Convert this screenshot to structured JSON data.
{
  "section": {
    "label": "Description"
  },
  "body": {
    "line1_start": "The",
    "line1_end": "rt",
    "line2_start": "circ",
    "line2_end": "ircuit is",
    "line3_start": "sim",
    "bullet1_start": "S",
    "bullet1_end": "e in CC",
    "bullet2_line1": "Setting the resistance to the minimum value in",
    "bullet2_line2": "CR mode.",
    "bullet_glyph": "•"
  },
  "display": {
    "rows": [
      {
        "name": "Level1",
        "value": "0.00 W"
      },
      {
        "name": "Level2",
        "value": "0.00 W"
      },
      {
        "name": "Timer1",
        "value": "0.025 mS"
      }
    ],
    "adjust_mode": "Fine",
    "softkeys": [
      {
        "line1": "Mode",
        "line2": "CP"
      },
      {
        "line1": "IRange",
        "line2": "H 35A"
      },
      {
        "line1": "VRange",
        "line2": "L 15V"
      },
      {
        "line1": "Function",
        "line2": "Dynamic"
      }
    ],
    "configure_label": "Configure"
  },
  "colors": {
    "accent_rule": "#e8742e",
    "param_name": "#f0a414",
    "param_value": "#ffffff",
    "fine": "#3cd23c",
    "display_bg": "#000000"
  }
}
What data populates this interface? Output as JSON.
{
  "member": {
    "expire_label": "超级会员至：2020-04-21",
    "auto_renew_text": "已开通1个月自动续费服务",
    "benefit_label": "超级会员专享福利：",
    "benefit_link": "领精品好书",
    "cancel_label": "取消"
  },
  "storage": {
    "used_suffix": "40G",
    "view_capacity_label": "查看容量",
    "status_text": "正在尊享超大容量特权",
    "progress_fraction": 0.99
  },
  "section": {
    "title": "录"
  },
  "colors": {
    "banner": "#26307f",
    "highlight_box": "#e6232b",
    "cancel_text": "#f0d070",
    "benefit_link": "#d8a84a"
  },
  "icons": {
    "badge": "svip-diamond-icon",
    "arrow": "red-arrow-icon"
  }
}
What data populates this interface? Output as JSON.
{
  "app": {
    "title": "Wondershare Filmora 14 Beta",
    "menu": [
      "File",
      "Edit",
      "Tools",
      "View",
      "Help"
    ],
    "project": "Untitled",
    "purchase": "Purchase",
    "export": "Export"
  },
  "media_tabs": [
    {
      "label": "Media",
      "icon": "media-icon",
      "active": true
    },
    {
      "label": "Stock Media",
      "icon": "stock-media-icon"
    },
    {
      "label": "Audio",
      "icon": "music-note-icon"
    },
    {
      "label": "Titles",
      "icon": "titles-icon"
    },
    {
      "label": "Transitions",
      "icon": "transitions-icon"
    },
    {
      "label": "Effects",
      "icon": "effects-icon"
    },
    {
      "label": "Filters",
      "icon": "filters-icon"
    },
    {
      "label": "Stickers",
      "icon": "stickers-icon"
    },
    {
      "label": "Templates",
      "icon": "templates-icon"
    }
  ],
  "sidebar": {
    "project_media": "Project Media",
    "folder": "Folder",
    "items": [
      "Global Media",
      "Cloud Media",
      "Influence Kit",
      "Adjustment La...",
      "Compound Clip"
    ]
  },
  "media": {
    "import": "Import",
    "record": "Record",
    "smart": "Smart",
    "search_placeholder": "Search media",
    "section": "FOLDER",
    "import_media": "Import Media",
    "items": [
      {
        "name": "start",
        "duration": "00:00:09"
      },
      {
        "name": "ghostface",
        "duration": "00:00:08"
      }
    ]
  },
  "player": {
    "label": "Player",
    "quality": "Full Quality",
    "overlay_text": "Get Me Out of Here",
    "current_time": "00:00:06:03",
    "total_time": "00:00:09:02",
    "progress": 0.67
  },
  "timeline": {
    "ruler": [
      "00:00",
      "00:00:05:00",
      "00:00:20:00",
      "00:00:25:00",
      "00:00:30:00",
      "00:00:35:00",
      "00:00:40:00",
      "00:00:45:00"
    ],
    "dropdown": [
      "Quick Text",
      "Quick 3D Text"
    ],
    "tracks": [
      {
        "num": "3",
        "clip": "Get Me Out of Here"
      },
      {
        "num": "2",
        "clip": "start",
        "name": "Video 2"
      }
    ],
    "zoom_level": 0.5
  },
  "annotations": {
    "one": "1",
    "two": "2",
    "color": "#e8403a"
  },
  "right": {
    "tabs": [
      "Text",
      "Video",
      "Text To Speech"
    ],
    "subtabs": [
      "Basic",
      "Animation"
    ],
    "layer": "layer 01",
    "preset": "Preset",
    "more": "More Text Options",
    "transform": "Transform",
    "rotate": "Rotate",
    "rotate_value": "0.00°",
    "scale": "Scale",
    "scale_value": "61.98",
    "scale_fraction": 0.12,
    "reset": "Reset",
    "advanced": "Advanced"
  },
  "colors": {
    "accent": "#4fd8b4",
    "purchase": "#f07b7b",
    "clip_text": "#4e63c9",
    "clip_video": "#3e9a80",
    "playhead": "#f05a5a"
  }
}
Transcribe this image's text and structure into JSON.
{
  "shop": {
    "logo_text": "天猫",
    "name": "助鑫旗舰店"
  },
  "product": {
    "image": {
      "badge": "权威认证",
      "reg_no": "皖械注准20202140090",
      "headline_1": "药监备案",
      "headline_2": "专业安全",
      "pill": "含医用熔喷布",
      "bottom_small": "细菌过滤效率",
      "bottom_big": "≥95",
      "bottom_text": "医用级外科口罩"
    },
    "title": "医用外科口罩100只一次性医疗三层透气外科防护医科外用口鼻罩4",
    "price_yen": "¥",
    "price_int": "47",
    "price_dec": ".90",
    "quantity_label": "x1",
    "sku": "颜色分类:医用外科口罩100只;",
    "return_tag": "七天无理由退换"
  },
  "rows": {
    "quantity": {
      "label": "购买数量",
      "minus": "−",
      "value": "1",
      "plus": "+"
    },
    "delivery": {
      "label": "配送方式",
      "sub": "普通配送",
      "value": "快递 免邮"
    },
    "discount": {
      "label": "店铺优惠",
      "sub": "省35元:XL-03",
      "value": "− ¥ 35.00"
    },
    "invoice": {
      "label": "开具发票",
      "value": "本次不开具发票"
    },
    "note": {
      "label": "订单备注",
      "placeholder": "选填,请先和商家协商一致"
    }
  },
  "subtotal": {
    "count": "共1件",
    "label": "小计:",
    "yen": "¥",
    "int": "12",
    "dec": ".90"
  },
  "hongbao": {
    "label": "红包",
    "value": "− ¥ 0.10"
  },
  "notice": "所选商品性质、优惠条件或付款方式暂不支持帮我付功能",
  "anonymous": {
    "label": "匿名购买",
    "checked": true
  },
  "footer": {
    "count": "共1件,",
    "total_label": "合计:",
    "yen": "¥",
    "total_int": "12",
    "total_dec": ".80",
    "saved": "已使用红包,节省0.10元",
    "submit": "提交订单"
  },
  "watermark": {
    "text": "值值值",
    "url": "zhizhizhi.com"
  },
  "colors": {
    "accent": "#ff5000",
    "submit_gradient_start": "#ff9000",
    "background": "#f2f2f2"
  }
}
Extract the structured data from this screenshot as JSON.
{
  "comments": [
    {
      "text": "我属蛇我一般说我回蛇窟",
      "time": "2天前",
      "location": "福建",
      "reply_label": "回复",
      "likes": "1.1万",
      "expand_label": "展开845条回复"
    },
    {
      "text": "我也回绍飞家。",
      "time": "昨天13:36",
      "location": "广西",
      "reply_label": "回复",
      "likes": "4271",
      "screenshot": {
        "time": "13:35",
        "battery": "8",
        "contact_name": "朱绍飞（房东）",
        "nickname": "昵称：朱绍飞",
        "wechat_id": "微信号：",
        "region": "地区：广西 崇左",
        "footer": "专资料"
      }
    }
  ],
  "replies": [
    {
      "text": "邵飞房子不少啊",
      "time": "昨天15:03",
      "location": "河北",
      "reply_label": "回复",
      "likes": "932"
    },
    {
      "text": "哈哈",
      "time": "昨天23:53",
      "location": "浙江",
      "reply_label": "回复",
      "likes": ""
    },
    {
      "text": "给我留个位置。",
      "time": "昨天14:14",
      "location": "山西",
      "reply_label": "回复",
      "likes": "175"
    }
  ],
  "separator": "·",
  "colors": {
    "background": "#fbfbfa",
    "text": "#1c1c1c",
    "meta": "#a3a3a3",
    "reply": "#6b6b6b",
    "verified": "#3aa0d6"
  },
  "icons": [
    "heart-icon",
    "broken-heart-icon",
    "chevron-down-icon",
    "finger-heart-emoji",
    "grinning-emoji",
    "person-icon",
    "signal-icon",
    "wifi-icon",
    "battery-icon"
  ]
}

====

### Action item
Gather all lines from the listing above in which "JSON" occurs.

### Reply
Convert this screenshot to structured JSON data.
What data populates this interface? Output as JSON.
What data populates this interface? Output as JSON.
Transcribe this image's text and structure into JSON.
Extract the structured data from this screenshot as JSON.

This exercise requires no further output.